(Data about app and page elements)
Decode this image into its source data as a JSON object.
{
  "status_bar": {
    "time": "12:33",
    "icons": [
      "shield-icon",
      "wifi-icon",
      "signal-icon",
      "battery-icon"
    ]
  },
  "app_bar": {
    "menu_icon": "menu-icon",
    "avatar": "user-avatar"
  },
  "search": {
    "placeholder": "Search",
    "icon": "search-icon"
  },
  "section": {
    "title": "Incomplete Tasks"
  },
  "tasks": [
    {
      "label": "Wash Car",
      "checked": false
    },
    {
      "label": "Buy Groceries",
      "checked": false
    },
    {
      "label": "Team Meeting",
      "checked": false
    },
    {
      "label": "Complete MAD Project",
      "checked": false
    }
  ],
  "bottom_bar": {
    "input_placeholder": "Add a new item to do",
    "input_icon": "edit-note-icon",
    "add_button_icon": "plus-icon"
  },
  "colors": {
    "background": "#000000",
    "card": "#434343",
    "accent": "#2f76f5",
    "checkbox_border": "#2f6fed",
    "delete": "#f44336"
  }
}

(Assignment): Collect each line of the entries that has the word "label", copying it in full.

(Task output):
      "label": "Wash Car",
      "label": "Buy Groceries",
      "label": "Team Meeting",
      "label": "Complete MAD Project",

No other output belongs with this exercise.